8. Eldar and Dark Eldar. I have included the two Eldar armies together, not because of the rumor that they will be combined in some future codex, but because both armies offer pretty much the same choices as far as plastics go. Both armies have a Troop option (Guardians for Eldar, Warriors for Dark Eldar) and Fast Attack option (Jetbikes). Eldar get Vypers and Shining Spears, Dark Eldar get Raiders and Ravagers. I’d call it even.

9. Daemonhunters. The Daemonhunter army has plenty of neat figures and customizable characters, but the only plastic figures you are going to get are the ones from your allied Space Marine or Imperial Guard squads.
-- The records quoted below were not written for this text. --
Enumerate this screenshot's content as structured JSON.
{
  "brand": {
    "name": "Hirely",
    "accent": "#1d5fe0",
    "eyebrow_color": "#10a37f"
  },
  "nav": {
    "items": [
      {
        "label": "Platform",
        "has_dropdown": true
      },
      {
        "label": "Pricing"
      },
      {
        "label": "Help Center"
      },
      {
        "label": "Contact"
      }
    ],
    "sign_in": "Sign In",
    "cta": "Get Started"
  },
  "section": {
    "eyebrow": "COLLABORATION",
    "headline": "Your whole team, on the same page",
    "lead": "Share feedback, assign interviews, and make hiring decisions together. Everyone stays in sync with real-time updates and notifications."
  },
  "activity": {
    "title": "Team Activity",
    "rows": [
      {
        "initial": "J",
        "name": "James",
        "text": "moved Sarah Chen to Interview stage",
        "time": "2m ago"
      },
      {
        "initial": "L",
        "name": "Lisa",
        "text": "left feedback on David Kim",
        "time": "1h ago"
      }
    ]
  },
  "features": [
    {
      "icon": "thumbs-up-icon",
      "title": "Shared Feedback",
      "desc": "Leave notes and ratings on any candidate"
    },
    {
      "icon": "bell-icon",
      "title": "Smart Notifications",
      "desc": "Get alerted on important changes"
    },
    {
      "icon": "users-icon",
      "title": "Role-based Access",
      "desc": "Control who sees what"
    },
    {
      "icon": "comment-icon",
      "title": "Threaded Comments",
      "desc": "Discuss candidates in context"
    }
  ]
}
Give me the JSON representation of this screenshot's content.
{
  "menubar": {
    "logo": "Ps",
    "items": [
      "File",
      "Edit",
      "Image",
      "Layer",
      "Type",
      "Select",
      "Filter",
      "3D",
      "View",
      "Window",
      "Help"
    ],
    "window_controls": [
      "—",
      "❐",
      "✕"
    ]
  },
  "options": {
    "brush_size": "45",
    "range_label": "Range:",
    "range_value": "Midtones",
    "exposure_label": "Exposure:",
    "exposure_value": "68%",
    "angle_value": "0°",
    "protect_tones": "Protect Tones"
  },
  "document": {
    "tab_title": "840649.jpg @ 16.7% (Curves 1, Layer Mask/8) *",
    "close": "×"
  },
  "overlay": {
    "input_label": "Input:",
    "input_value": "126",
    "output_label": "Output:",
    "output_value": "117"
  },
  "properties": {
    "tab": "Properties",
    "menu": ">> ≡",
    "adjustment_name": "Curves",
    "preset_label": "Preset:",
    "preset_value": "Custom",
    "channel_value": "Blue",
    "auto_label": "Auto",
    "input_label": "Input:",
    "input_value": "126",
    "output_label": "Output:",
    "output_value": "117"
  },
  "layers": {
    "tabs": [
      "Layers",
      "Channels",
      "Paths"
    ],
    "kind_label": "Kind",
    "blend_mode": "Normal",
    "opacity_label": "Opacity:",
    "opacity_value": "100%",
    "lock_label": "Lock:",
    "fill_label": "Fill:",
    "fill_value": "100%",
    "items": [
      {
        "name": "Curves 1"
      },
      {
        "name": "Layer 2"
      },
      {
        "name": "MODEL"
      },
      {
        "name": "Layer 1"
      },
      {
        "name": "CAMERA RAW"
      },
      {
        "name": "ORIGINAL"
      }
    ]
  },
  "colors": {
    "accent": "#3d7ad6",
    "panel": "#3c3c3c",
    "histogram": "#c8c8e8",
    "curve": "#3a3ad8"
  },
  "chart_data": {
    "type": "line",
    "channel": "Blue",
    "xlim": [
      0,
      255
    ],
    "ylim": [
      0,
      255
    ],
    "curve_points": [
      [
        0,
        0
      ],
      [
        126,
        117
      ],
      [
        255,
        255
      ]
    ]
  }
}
10. Witch Hunters. This is even worse than the Daemonhunter army, as you trade the option for plastic Space Marines for the all-metal option of Sisters of Battle. While the range of figures is fantastic, it has to be one of the most expensive armies to collect.

Perhaps I will do another list in the future that will incorporate metal figures. For now, I hope you enjoyed this article.
 

Related Pages
A Thousand Points of Light--Assembling an army on a budget
 

Like what you've seen? Then vote for the Jungle in the "Top 100 40K Sites"

© copyright Patrick Eibel, November 2004. Used with permission.

Top

Fighting Tigers:
Codex <> Tactics <> Gallery <> Allies and Enemies <> Tales of the Tigers

Other Pages:
Main <> What's New <> Site Index <> The Tiger Roars <> Themed Army Ideas
Events and Battle Reports <> Campaigns <> Terrain <> FAQ <> Beyond the Jungle